When a gardening project went awry, they discovered a naturally occurring bacteria in soil called Diazotroph. The girls determined that the bacteria could be used to speed up the the germination process of certain crops, like barley and oats, by 50 percent, potentially helping fulfill the rising demand for food worldwide.
The Managing Complex Change model puts language to that which makes some schools successful while others struggle. The model looks at five components necessary to create a desired environment. These include vision, skills, incentives, resources, action plan. If any one piece is missing the model indicates results schools will experience including change, confusion, anxiety, gradual change, frustration, and a false start.
Last night, John Stephens and Lonnie Lynn –better known as John Legend and Common–won an Oscar for their emotional song “Glory” from this year’s Academy Award nominated film Selma.
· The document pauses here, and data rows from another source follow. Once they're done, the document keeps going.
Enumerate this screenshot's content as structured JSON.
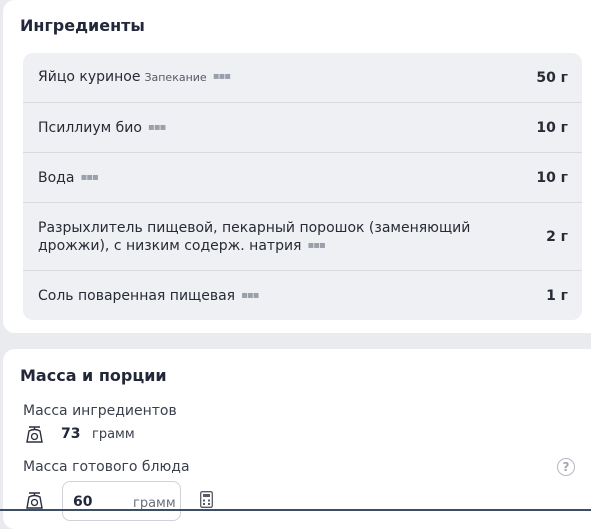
{
  "ingredients_section": {
    "title": "Ингредиенты",
    "items": [
      {
        "name": "Яйцо куриное",
        "tag": "Запекание",
        "amount": "50 г"
      },
      {
        "name": "Псиллиум био",
        "tag": "",
        "amount": "10 г"
      },
      {
        "name": "Вода",
        "tag": "",
        "amount": "10 г"
      },
      {
        "name": "Разрыхлитель пищевой, пекарный порошок (заменяющий дрожжи), с низким содерж. натрия",
        "tag": "",
        "amount": "2 г"
      },
      {
        "name": "Соль поваренная пищевая",
        "tag": "",
        "amount": "1 г"
      }
    ]
  },
  "mass_section": {
    "title": "Масса и порции",
    "ingredients_mass_label": "Масса ингредиентов",
    "ingredients_mass_value": "73",
    "ingredients_mass_unit": "грамм",
    "dish_mass_label": "Масса готового блюда",
    "dish_mass_value": "60",
    "dish_mass_unit": "грамм",
    "help_symbol": "?"
  },
  "icons": {
    "scale": "scale-icon",
    "more": "more-dots-icon",
    "help": "help-icon",
    "calculator": "calculator-icon"
  },
  "colors": {
    "background": "#e9ebee",
    "card": "#ffffff",
    "list_bg": "#eff0f3",
    "text": "#22273a"
  }
}
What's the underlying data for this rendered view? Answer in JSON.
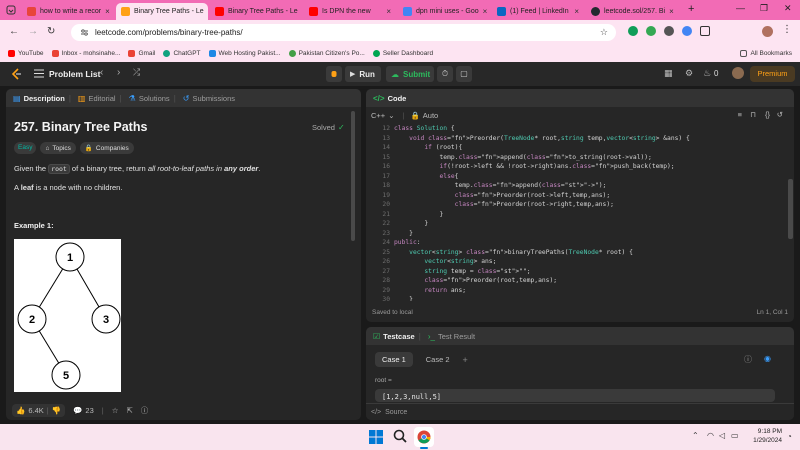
{
  "browser": {
    "tabs": [
      {
        "label": "how to write a recor",
        "favicon_color": "#e8453c"
      },
      {
        "label": "Binary Tree Paths - Le",
        "favicon_color": "#ffa116",
        "active": true
      },
      {
        "label": "Binary Tree Paths - Le",
        "favicon_color": "#ff0000"
      },
      {
        "label": "Is DPN the new",
        "favicon_color": "#ff0000"
      },
      {
        "label": "dpn mini uses - Goo",
        "favicon_color": "#4285f4"
      },
      {
        "label": "(1) Feed | LinkedIn",
        "favicon_color": "#0a66c2"
      },
      {
        "label": "leetcode.sol/257. Bi",
        "favicon_color": "#24292f"
      }
    ],
    "new_tab": "+",
    "url": "leetcode.com/problems/binary-tree-paths/",
    "bookmarks": [
      {
        "label": "YouTube",
        "color": "#ff0000"
      },
      {
        "label": "Inbox - mohsinahe...",
        "color": "#ea4335"
      },
      {
        "label": "Gmail",
        "color": "#ea4335"
      },
      {
        "label": "ChatGPT",
        "color": "#10a37f"
      },
      {
        "label": "Web Hosting Pakist...",
        "color": "#1e88e5"
      },
      {
        "label": "Pakistan Citizen's Po...",
        "color": "#43a047"
      },
      {
        "label": "Seller Dashboard",
        "color": "#00a651"
      }
    ],
    "all_bookmarks": "All Bookmarks"
  },
  "leetcode": {
    "problem_list": "Problem List",
    "run": "Run",
    "submit": "Submit",
    "streak": "0",
    "premium": "Premium"
  },
  "left": {
    "tabs": [
      "Description",
      "Editorial",
      "Solutions",
      "Submissions"
    ],
    "title": "257. Binary Tree Paths",
    "status": "Solved",
    "tags": [
      "Easy",
      "Topics",
      "Companies"
    ],
    "desc_parts": [
      "Given the ",
      "root",
      " of a binary tree, return ",
      "all root-to-leaf paths in ",
      "any order",
      "."
    ],
    "leaf_parts": [
      "A ",
      "leaf",
      " is a node with no children."
    ],
    "example_title": "Example 1:",
    "tree_nodes": [
      "1",
      "2",
      "3",
      "5"
    ],
    "likes": "6.4K",
    "comments": "23"
  },
  "code": {
    "header": "Code",
    "language": "C++",
    "mode": "Auto",
    "saved": "Saved to local",
    "cursor": "Ln 1, Col 1",
    "lines": [
      {
        "n": "12",
        "t": "class Solution {"
      },
      {
        "n": "13",
        "t": "    void Preorder(TreeNode* root,string temp,vector<string> &ans) {"
      },
      {
        "n": "14",
        "t": "        if (root){"
      },
      {
        "n": "15",
        "t": "            temp.append(to_string(root->val));"
      },
      {
        "n": "16",
        "t": "            if(!root->left && !root->right)ans.push_back(temp);"
      },
      {
        "n": "17",
        "t": "            else{"
      },
      {
        "n": "18",
        "t": "                temp.append(\"->\");"
      },
      {
        "n": "19",
        "t": "                Preorder(root->left,temp,ans);"
      },
      {
        "n": "20",
        "t": "                Preorder(root->right,temp,ans);"
      },
      {
        "n": "21",
        "t": "            }"
      },
      {
        "n": "22",
        "t": "        }"
      },
      {
        "n": "23",
        "t": "    }"
      },
      {
        "n": "24",
        "t": "public:"
      },
      {
        "n": "25",
        "t": "    vector<string> binaryTreePaths(TreeNode* root) {"
      },
      {
        "n": "26",
        "t": "        vector<string> ans;"
      },
      {
        "n": "27",
        "t": "        string temp = \"\";"
      },
      {
        "n": "28",
        "t": "        Preorder(root,temp,ans);"
      },
      {
        "n": "29",
        "t": "        return ans;"
      },
      {
        "n": "30",
        "t": "    }"
      }
    ]
  },
  "testcase": {
    "tabs": [
      "Testcase",
      "Test Result"
    ],
    "cases": [
      "Case 1",
      "Case 2"
    ],
    "add": "+",
    "var_label": "root =",
    "value": "[1,2,3,null,5]",
    "source": "Source"
  },
  "taskbar": {
    "time": "9:18 PM",
    "date": "1/29/2024"
  }
}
Beating out Tegan and Sarah’s amazing theme song, “Everything is Awesome” from The Lego Movie, and Glen Campbell’s career-capping song “I’m Not Gonna Miss You” from the documentary Glen Campbell….I’ll Be Mine, which explores the famed singer’s battle with Alzheimers, “Glory” had some tough competition. Addressing the racial inequality America still faces, “Glory” is a song that brought tears to the eyes of the Oscar audience, including David Oyelowo who played Dr. Martin Luther King Junior in Selma. Common and Legend took the stage to perform the song, accompanied by a chorus slowly marching forward to reflect civil rights protestors, and were awarded the Oscar immediately following. While many believe that Oyelowo and Ava Duvernay, director of Selma, were snubbed by the Academy for not being nominated, and this year’s Academy nominations have been criticized for lacking diversity, “Glory” spoke to the struggle of African Americans and highlighted the consistent racial inequality painfully present even at the Hollywood ceremony.
Watch the awards ceremony performance, and their stirring acceptance speech to understand the immense power of the song and its relevance to contemporary American society.